Coronary Angioplasty/Stent

Coronary artery disease (a build up of fatty deposits and abnormal cells along the inside walls of the coronary arteries) can cause chest pains/angina, shortness of breath and even heart attacks.

The coronary angioplasty procedure is similar to an angiogram - they are both done under local anaesthetic with mild sedation. A small tube called a sheath is inserted into the femoral artery at the groin or the artery of the arm. This is how all the equipment enters the body.

With angioplasty and stent insertion, work is done inside the artery to reduce the narrowed sections. This is done with long tubes called catheters. They are threaded into the coronary artery containing the blockage. The catheter has a balloon on the end. When it is inflated in the artery it compresses the blockage. This reduces the blockage and opens up the flow of blood.

Usually, an expandable metal stent is implanted in the blockage, using the balloon catheter. The stent acts like a scaffolding device, providing support to the artery. This often provides a better opening than using the angioplasty balloon alone.
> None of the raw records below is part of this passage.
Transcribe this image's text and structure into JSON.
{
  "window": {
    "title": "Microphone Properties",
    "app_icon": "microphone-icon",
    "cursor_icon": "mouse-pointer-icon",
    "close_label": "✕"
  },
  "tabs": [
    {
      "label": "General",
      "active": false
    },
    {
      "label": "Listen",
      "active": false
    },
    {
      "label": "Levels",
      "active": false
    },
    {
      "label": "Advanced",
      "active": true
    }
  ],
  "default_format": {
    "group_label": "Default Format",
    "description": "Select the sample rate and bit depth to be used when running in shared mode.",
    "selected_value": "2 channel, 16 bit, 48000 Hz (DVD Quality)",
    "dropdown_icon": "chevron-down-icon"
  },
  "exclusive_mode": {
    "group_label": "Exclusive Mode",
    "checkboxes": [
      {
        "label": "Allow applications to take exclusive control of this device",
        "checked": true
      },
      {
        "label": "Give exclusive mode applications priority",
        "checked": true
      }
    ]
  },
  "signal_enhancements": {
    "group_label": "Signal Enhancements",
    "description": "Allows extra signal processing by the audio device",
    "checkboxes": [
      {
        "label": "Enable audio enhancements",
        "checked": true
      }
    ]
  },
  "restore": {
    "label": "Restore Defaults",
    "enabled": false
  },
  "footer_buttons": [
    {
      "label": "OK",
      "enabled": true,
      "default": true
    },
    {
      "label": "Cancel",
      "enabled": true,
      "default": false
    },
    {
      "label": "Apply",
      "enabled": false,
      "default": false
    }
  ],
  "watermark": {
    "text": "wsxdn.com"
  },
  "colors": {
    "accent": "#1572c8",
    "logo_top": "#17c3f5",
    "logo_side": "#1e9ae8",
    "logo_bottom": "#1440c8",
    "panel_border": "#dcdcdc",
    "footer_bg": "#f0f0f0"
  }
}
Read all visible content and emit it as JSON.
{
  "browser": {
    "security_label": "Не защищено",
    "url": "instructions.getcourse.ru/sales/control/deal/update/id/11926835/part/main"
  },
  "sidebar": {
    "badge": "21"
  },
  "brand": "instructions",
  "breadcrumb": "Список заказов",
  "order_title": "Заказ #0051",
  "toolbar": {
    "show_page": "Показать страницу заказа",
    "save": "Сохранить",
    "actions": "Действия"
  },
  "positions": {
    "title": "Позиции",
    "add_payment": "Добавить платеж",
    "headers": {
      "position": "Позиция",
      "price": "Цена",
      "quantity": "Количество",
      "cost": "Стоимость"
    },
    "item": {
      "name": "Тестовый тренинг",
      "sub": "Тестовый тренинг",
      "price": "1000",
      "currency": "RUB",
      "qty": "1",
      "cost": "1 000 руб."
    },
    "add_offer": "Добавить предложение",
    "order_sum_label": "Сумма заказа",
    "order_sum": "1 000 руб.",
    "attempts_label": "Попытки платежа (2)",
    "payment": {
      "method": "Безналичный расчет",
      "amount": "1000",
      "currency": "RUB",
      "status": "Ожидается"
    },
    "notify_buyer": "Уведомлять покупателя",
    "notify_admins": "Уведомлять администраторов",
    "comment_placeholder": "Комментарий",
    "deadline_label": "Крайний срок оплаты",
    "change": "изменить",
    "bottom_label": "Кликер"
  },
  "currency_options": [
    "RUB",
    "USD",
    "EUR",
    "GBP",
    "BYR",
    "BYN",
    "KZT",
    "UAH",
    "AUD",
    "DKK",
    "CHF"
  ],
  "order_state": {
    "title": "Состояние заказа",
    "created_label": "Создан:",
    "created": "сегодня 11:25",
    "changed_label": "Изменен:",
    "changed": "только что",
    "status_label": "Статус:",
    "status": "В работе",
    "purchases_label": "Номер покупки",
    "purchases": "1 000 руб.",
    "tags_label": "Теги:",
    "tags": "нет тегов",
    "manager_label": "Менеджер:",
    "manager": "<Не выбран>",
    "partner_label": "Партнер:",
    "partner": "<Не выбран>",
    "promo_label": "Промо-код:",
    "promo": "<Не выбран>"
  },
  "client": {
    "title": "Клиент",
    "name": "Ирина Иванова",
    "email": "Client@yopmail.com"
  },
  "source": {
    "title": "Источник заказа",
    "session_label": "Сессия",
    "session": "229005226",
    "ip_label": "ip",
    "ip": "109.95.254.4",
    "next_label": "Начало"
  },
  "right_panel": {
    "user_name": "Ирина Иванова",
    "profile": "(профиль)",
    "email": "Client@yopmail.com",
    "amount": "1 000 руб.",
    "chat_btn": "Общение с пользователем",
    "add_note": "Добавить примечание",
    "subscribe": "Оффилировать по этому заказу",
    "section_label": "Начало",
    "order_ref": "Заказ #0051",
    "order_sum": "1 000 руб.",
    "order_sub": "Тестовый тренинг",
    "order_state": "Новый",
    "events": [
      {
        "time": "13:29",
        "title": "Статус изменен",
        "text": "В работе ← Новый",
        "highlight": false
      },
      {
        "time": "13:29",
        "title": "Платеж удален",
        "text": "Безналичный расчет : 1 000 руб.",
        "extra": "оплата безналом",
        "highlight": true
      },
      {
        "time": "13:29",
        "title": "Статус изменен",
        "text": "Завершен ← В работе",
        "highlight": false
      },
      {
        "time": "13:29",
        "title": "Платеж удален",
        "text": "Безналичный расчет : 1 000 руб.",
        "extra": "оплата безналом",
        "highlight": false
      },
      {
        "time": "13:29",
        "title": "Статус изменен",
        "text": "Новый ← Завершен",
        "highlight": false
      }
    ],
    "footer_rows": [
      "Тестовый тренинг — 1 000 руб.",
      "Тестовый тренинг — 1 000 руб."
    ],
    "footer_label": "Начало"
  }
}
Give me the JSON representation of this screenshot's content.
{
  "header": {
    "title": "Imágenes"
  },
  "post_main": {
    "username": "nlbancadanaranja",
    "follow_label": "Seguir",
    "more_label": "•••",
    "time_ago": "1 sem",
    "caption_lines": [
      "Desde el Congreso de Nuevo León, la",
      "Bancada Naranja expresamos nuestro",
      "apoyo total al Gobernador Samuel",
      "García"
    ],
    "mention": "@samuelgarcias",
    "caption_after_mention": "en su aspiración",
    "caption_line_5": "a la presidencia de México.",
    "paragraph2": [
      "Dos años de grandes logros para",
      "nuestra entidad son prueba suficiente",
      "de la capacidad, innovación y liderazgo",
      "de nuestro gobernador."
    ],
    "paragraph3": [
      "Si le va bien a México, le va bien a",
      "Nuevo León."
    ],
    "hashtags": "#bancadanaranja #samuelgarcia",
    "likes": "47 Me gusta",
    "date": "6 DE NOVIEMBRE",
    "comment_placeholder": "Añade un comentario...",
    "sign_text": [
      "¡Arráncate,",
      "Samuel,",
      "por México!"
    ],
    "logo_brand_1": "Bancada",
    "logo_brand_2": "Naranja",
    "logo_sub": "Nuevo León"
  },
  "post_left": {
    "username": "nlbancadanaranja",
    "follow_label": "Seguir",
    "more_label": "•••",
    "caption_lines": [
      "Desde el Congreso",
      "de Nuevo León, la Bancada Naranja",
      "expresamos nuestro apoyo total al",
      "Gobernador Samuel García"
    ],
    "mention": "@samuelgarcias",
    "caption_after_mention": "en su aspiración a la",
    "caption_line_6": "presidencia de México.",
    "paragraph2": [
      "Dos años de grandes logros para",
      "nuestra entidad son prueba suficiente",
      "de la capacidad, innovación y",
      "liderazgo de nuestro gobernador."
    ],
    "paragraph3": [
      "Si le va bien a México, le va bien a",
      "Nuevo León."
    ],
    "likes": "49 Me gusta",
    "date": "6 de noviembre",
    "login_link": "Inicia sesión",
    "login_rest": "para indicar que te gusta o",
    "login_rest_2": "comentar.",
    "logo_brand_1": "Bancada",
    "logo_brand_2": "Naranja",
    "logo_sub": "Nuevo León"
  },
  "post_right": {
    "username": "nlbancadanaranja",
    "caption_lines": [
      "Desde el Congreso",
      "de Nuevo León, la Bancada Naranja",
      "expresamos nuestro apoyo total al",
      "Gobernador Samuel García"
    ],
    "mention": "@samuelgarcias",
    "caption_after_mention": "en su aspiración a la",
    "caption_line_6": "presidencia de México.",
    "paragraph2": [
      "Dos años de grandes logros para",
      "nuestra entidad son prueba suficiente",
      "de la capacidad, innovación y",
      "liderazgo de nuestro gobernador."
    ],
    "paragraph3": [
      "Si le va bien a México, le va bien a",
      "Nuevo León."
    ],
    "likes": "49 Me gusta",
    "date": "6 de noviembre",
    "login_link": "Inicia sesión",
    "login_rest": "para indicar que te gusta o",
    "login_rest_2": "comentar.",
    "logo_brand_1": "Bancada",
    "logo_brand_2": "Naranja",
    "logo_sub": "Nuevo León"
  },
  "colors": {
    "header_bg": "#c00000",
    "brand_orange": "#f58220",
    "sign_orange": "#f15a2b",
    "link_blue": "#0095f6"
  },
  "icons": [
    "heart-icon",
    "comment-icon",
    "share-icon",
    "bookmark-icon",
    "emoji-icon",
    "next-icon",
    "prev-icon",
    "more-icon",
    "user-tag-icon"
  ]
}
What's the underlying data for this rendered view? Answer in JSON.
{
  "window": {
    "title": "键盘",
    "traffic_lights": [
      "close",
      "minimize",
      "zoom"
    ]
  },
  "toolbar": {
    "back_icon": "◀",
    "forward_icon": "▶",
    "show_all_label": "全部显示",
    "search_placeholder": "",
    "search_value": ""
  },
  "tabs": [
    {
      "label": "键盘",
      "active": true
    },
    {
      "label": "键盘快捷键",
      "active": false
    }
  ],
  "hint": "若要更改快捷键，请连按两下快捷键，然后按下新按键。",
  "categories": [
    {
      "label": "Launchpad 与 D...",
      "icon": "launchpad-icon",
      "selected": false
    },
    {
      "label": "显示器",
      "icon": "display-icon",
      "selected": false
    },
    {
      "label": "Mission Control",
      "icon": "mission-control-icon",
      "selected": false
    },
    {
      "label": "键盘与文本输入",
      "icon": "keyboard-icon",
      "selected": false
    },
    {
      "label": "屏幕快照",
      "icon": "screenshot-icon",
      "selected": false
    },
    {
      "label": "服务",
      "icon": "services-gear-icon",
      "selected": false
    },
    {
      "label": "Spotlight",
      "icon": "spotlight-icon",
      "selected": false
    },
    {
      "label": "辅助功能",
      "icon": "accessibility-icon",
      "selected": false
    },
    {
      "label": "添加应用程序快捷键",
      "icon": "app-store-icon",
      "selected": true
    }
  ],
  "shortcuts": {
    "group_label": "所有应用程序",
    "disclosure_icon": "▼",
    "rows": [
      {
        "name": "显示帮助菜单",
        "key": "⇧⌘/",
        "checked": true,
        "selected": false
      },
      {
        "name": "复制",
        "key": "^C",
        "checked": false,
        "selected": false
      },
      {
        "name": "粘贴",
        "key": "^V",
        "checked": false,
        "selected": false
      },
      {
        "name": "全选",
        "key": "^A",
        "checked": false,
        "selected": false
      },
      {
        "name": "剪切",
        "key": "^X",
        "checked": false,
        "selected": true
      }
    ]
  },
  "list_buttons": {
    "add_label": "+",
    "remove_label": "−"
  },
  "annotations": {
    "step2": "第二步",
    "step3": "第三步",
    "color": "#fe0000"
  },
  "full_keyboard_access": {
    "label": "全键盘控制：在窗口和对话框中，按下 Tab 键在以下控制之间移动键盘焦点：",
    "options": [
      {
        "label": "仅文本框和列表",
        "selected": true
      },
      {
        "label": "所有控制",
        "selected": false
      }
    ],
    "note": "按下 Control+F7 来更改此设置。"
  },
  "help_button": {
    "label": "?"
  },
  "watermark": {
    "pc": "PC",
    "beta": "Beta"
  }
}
The procedure normally takes one to two hours and you are usually in hospital overnight. Recovery is quick, because of the use of local anaesthetic. Most people return to normal activities within 7 – 10 days.